Family, fun, food spelled success at The Big Smoke
While the proceeds aren’t as great as in previous years of The Big Smoke benefit for seminarians and others seeking a religious vocation, it was an “outstanding success,” said Mike Ruelle, president of the Serra Club of North Central North Dakota that sponsors it. Members of the Minot Knights of Columbus, longtime supporters of seminarians, provided major assistance at the event.
“Everyone there was having a great time, and that’s what we want,” he said of the June 28 benefit at the Flickertail Gardens on the North Dakota State Fairgrounds in Minot. “We had a lot more children and that’s one of the things we were striving for. We characterize this as a family friendly event, and we scored a big hit with that.”
Preliminary figures indicate a profit of $4,400, he said. Close to three hundred people attended the meat smoking competition. Nine teams participated.
Ruelle spoke of factors that he feels bode well for the future and will have a positive effect in years ahead. The location was a switch from the three previous Big Smoke celebrations-a feature Ruelle believes affected attendance figures. “It was a new venue, and continuing concerns about the Covid-19 pandemic still linger. We have some kinks to iron out, but we will back there next year-no doubt about it.”
The setting was an ideal combination of sun and shade on a day that allowed ample space for all the activity, Ruelle said. “It all felt like a great slice of Americana. Children could romp in the grass. Competitors had more room to operate their smokers. So did the adult patrons as they circulated in the heady aroma while sampling each smoker’s offering and voted their choice for the best chunk of smoked meat.” Brisket was the meat selected for the competition. Spare ribs and pulled pork were served for the meal that was part of the event.

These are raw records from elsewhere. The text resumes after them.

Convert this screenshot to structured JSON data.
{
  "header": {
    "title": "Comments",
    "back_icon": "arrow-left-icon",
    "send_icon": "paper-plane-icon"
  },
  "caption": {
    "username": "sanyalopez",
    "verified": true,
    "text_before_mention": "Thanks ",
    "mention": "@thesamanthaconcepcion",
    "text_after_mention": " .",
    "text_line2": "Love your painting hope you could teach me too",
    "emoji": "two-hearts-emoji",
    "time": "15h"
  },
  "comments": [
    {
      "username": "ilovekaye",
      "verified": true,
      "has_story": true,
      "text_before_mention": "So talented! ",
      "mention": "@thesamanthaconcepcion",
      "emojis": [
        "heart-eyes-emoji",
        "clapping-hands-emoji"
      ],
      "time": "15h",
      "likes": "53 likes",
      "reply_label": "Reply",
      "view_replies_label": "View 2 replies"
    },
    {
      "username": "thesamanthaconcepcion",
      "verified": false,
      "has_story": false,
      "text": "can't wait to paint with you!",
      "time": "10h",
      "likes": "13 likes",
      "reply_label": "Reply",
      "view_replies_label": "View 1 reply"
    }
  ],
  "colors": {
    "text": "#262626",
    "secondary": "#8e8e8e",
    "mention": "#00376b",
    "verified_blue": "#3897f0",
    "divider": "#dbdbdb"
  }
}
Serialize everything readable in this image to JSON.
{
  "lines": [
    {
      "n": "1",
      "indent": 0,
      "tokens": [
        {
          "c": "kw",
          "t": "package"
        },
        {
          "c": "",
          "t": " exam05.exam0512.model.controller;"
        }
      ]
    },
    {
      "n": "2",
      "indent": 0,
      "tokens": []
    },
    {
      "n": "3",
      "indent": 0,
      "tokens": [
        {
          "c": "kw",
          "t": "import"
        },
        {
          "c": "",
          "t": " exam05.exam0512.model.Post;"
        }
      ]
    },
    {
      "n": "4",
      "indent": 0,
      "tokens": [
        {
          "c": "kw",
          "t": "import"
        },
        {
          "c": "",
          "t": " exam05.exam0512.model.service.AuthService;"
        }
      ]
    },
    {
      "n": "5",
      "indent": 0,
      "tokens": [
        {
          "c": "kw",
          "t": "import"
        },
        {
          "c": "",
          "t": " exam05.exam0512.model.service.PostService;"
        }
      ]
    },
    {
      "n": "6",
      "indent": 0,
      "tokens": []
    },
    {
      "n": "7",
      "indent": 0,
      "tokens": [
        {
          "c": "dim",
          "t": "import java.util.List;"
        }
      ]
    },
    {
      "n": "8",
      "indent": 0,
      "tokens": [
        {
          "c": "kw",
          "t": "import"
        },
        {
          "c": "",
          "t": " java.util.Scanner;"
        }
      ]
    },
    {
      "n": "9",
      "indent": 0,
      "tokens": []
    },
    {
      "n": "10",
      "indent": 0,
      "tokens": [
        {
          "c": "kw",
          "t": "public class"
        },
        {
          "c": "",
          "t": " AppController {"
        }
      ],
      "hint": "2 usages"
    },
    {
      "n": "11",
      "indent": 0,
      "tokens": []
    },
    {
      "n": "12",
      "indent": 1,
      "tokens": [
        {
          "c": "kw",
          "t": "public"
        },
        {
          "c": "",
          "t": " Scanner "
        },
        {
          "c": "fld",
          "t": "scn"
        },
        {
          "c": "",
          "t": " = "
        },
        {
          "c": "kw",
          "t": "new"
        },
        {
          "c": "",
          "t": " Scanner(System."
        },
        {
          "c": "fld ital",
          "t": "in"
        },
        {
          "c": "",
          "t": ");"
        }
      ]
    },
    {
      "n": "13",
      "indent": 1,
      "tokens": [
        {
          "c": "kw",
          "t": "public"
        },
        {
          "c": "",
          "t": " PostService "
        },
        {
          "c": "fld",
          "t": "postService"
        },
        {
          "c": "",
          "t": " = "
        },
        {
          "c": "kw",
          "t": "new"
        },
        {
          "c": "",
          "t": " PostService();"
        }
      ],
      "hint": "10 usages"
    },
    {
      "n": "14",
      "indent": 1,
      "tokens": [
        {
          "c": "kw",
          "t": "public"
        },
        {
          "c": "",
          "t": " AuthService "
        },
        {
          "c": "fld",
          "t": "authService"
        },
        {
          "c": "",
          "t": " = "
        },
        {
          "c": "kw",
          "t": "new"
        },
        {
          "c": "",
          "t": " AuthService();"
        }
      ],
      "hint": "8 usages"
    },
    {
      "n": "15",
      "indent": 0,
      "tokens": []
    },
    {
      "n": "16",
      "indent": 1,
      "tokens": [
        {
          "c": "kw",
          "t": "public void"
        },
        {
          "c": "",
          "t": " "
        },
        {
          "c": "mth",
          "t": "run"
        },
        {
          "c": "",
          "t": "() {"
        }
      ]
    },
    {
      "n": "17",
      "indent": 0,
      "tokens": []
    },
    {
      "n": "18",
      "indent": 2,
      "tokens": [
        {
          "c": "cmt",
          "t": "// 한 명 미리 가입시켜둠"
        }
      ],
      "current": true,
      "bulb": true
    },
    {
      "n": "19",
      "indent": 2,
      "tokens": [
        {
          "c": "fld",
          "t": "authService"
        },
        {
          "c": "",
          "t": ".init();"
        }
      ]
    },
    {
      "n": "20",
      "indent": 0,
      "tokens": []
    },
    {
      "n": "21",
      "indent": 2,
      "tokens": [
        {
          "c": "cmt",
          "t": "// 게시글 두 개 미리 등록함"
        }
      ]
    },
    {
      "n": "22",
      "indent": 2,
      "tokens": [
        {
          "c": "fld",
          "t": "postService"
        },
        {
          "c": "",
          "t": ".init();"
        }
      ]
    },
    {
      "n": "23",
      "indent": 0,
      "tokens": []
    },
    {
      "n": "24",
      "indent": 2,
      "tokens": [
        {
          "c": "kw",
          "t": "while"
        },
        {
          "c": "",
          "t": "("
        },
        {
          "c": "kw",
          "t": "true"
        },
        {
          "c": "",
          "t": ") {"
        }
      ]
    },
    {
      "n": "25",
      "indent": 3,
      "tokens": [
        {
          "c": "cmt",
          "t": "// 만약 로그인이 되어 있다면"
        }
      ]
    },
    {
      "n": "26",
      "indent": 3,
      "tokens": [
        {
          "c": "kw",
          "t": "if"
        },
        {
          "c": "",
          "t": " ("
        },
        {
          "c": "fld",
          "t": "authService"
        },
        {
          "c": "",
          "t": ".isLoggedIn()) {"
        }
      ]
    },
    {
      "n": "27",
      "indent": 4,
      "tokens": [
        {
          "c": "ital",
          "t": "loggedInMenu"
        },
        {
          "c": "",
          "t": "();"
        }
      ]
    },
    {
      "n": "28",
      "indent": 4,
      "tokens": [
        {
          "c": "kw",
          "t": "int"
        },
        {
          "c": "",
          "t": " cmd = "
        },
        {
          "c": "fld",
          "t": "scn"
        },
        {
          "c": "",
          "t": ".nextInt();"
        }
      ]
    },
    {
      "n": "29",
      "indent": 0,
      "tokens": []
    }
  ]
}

He expressed gratitude to the North Dakota State Fair Association for making it possible to stage The Big Smoke at that location. It cost the Serra Club $800 for rental of the facility. At previous competitions set up on the grounds of St. John the Apostle Catholic Church, it was necessary to rent a tent. That cost the club $1,200.
The competing teams and their members:
– St. Thomas Smokers, Father Corey Nelson, pastor of St. Thomas Catholic Church, Tioga, Luke and Joseph Richter.
– The Spiritual Engineers, Rev. David Richter, pastor of St. John the Apostle Catholic Church, Minot, and Lance Meyer.
– St. Jerome’s Smokers, Rev. Adam Maus, pastor of St. Jerome’s Catholic Church, Mohall, Brian and Kristie Michels, Mohall, and their sons, Alan, Matthew, and Luke.
– The Burning Bush Barbecue Team, Our Lady of Grace Catholic Church, Minot, Cody Eisenbraun, Mike Nilson, Joe Buch, and Jeff Schmidt.
– Smoking With Faith, Faith United Methodist Church, Minot, Chris Rehder.
– St. Leo the Great Catholic Church, Minot, Brew Team: Ed Steckler, Kevin Sebastian, and Mike Vetter.
– Holy Smokers, Our Lady of Grace and Little Flower Catholic churches, Perry and Jake Erdmann.
– Non-Smokers, Tom Magnuson and Dave Aleshire, Little Flower Catholic Church, Minot.
– Team Little Flower, Father Kenneth Phillips, pastor of Little Flower Catholic Church, Bob Artz, Kirk Bahle and Paul Phillips.
Serving as judges for the winning entries were Susan Willson, Bruce Kramer and Shane Feland, all of Minot.
Team Little Flower was declared first place winner in the brisket competition, and was awarded a $250 cash prize. Runner-up for a $150 cash prize was the Holy Smokers team.
The Burning Bush Barbecue Team won the first prize of $200 for the winning barbecue sauce entry-the first year for that category. The $100 second prize went to Daniel and Shanley Jung.
First prize for the People’s Choice Award went to Father Maus and his team for a $250 cash award. The Non-Smokers was the runner-up team for that award.
The door prize – an outdoor patio set donated by I. Keating Furniture World of Minot – was won by Alane and Joe Ferrara of Minot.
Close to 20 seminarians were in attendance at the event. Rev. Jordan Dosch, director of vocations for the Bismarck Diocese, introduced them as the evening drew to a close. He noted it is expensive to educate a man for the priesthood, costing about $40,000 a year.
“But the beautiful thing about our diocese is that it is so easy to get acquainted with priests and to learn that they are normal people. Until I got to know priests on a personal level and saw that they were regular people like anyone else, I thought that somehow they were of a different type of guy. I found out otherwise and became one of them.” He thanked the crowd for their support and expressed the hope that they would continue that in years to come.
Father Maus, who is the club’s chaplain, expressed the priests’ gratitude for sponsoring the event and urged those present to “pass the word along” about The Big Smoke. “We need to keep praying for vocations. This was a good evening and a good time. Let’s get more people coming.”